Ryanair customers who must produce their passport as a form of identification for travel will be relieved to hear that the airline will accept the new Irish Passport Card when it’s introduced later this month.
At present, the airline insists that Irish passengers travel with a valid passport even though Aer Lingus and CityJet only require a driver’s licence.
The carrier has now confirmed that it will accept the new credit-card-sized passport as an approved form of identification.
While there is no legal requirement for Irish and UK citizens to have a passport when travelling between the two areas, airlines and ferry companies require some form of identification and some regard a passport as the only valid identification.
The new Irish Passport Card will, which will supplement but not replace existing book passports, costs €35 and will be available to all Irish citizens who are over 18 and hold a valid Irish passport.
The credit-card-sized passport is designed to fit in a wallet or purse, and will be accepted for travel within the EU and the European Economic Area.

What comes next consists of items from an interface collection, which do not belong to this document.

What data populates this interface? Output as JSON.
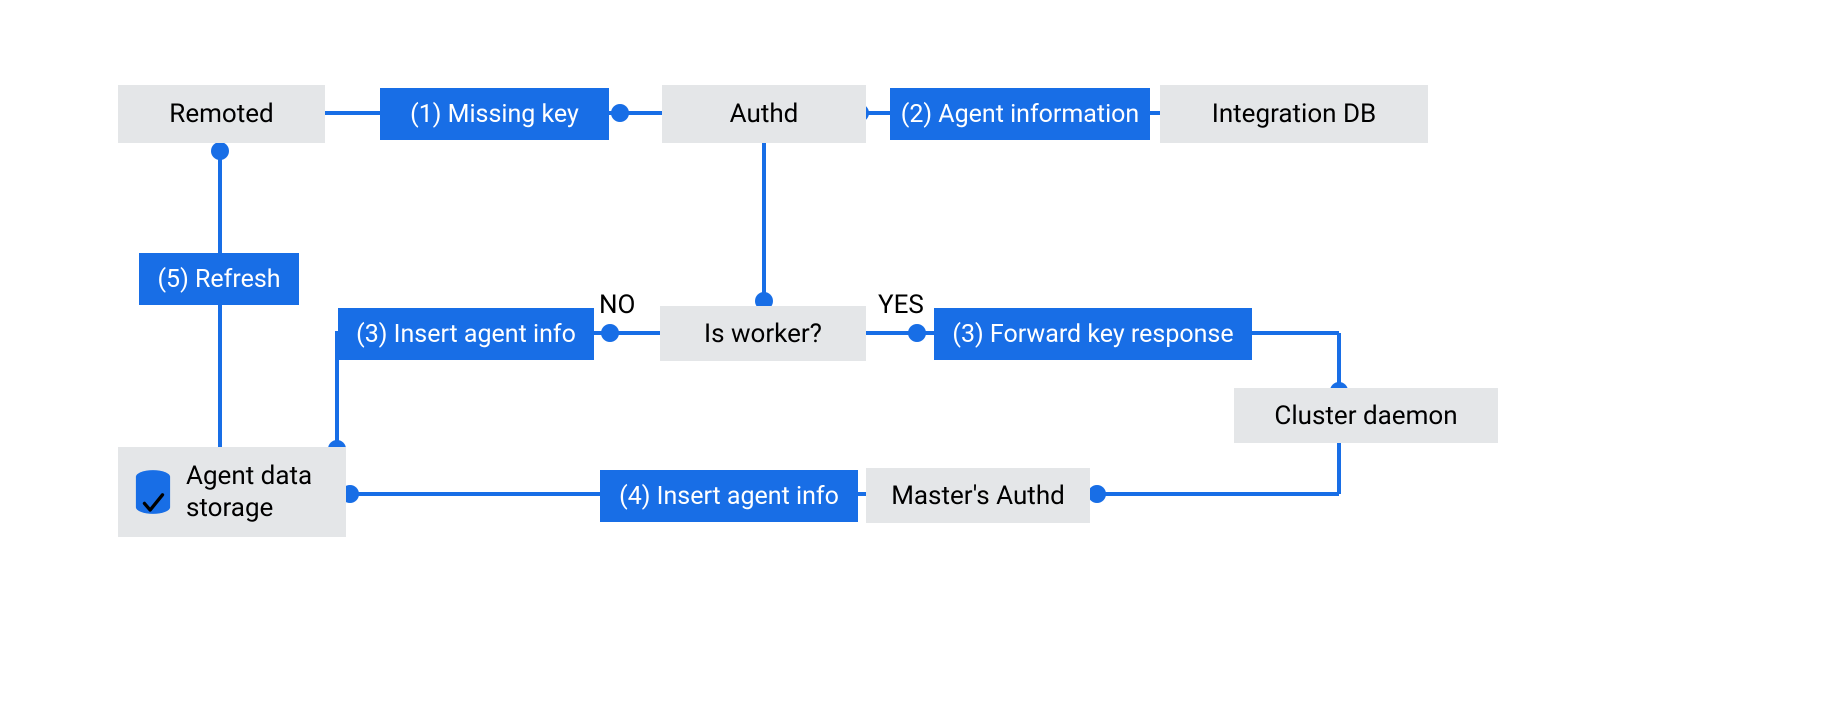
{
  "colors": {
    "accent": "#186ee6",
    "gray": "#e4e6e8",
    "text_dark": "#000000",
    "text_light": "#ffffff"
  },
  "nodes": {
    "remoted": "Remoted",
    "authd": "Authd",
    "integration_db": "Integration DB",
    "is_worker": "Is worker?",
    "cluster_daemon": "Cluster daemon",
    "masters_authd": "Master's Authd",
    "agent_data_storage": "Agent data storage"
  },
  "edges": {
    "missing_key": "(1) Missing key",
    "agent_information": "(2) Agent information",
    "insert_agent_info_a": "(3) Insert agent info",
    "forward_key_response": "(3) Forward key response",
    "insert_agent_info_b": "(4) Insert agent info",
    "refresh": "(5) Refresh"
  },
  "labels": {
    "no": "NO",
    "yes": "YES"
  },
  "icons": {
    "database": "database-icon"
  }
}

Confirming that Ryanair will accept the new Passport Card, a spokeswoman said: “Our long standing policy and as an airline operating across 30 markets, is that a passport is the most widely recognised travel document across Europe. It is each customer’s responsibility to carry a travel document which meets the requirements of Ryanair, immigration and other authorities.”
While there have been some high profile cases of passengers arriving at airports without their passport and being refused travel by Ryanair, the airline says it isn’t generally a problem.
“The overwhelming majority of Ryanair customers abide by the terms and conditions of travel as agreed to at the time of booking and travel without issue,” Ryanair has said.
Earlier this year, international rugby referee Nigel Owens was left behind at Bristol Airport after he claimed he didn’t realise he needed a passport to travel to Ireland with Ryanair.
Aer Lingus Regional jumped to Mr Owens’ rescue and flew him to Dublin in time to referee the Guinness Pro-12 clash of Leinster and Zebre.
He later tweeted: “By the way I don’t expect nor want to be treated any different and respect the Ryanair policy. But a bit of common sense for all is needed.”
Announced in January by Foreign Affairs Minister Charlie Flanagan, who gave a target date for availability of July 2015, the launch date has been delayed until the end of September because of issues with the card’s ‘durability.’
According to the Department of Foreign Affair: “Time is required to improve the durability of the card it was necessary to alter the polycarbonate structure of the card.”